▶ [Component data from apps and pages]:
Content starts
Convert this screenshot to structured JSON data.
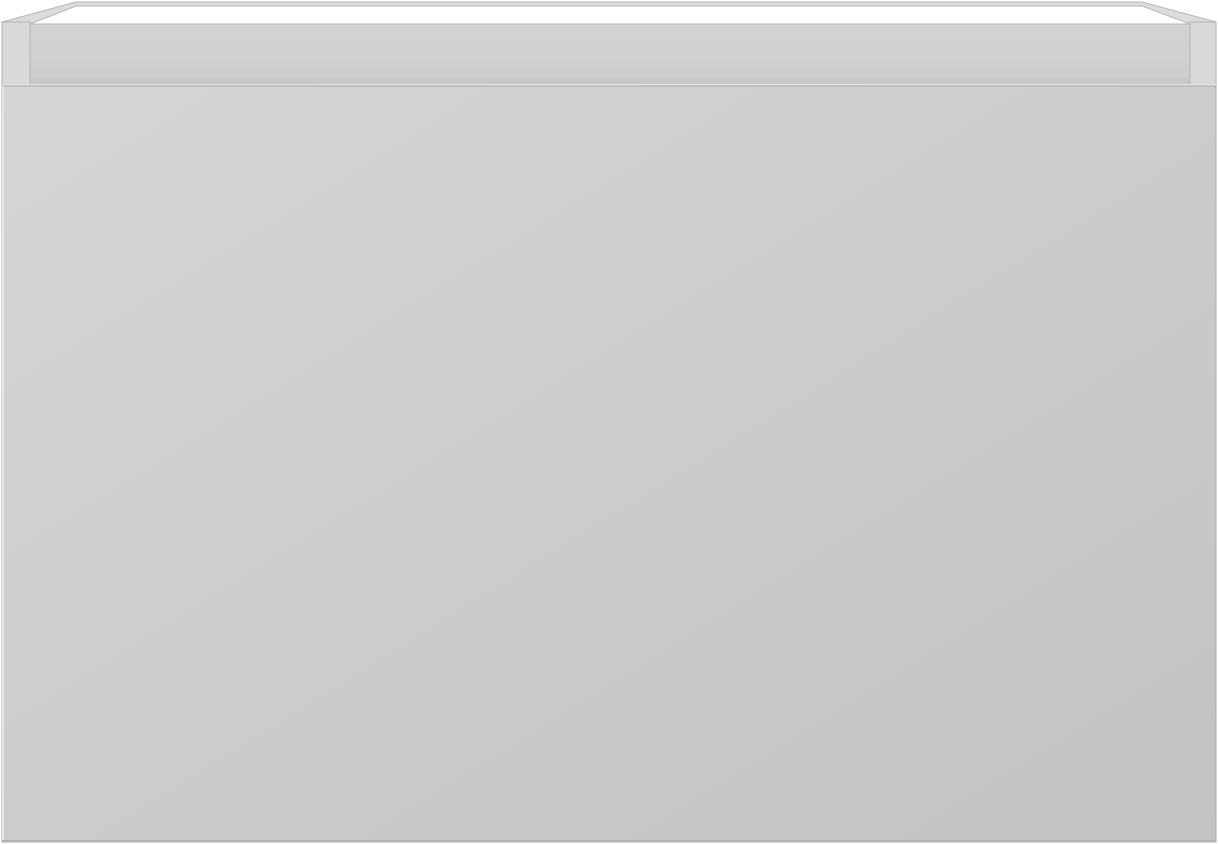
{
  "image": {
    "subject": "cabinet-drawer-unit",
    "view": "front",
    "colors": {
      "background": "#ffffff",
      "front_panel_light": "#d5d5d3",
      "front_panel_dark": "#c3c3c1",
      "inner_back_wall": "#cfcfcd",
      "top_edge": "#e0e0df",
      "side_wall": "#d9d9d7",
      "outline": "#a9a9a7"
    }
  }
}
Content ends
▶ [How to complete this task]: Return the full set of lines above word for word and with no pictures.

▶ [Result of the exercise]:
Convert this screenshot to structured JSON data.
{
  "image": {
    "subject": "cabinet-drawer-unit",
    "view": "front",
    "colors": {
      "background": "#ffffff",
      "front_panel_light": "#d5d5d3",
      "front_panel_dark": "#c3c3c1",
      "inner_back_wall": "#cfcfcd",
      "top_edge": "#e0e0df",
      "side_wall": "#d9d9d7",
      "outline": "#a9a9a7"
    }
  }
}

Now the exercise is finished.